In an article written for The Spectator We’re failing the Menuhin test, Damian Johnson highlights how the ‘worlds toughest violin competition is jam-packed with Asians – and there’s not a single Brit’. The article is based on an interview with the Menuhin Competition artistic director Gordon Back:
‘The truth is,’ says Gordon Back, lowering his voice, ‘that if the violin finalists from the BBC Young Musician of the Year were to enter the Menuhin Competition, they wouldn’t make it to the first round.’ Not through the first round, note, but to the first round: they wouldn’t be good enough to compete.
An odd thing to say because the natural response to that comment would be, “Well no, did anyone really expect the finalists in the Young Musician to make it to the first round of the Menuhin anyway?”
The two competitions are very different.

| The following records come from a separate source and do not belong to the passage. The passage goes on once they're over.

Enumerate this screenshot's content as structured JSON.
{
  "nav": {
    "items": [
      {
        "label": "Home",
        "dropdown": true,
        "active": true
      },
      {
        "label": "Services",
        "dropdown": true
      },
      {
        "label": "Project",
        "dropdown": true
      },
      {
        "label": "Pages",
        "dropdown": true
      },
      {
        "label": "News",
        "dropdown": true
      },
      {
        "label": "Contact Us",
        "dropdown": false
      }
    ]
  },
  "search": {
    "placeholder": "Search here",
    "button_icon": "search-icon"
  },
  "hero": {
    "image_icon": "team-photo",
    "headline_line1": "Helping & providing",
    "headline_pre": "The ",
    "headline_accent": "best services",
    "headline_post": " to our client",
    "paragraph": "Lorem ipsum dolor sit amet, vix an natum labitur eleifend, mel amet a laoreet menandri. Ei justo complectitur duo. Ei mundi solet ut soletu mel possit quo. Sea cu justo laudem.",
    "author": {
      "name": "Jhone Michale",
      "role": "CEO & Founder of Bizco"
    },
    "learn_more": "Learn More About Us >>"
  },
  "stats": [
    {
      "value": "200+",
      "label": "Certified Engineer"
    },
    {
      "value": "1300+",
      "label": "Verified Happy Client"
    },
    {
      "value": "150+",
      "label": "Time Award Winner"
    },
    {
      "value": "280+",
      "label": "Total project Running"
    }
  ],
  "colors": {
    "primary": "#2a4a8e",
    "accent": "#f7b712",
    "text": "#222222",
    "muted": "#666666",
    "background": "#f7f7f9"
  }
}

One look at the rules around eligibility, the way in which the competition is run and the prize on offer makes that quite clear.
The Menuhin competition has two competition streams: Junior (for under 16s) and Senior (for under 22s); the repertoire requirements are fixed; and the prize fund is considerable – $10,000 for the Senior first prize and $7,500 for the Junior first prize, with prizes award for second to fifth place.
The BBC Young Musician competition rules invite applicants from a variety of instruments; applicants need to have attained Grade 8 and be under 18; the competition is split into various rounds in which competitors play their own programme of music which can’t exceed more than 8, 12 and 16 minutes for the regional, category audition rounds and category finals respectively; the final sees the soloist performing a concerto between 15 and 30 minutes long, on a stage in front of a massive audience .. oh .. and in front of TV cameras at nearly every stage. The prize is £3,000 plus a trophy and ongoing relationship with YCAT to help develop the individual’s future career.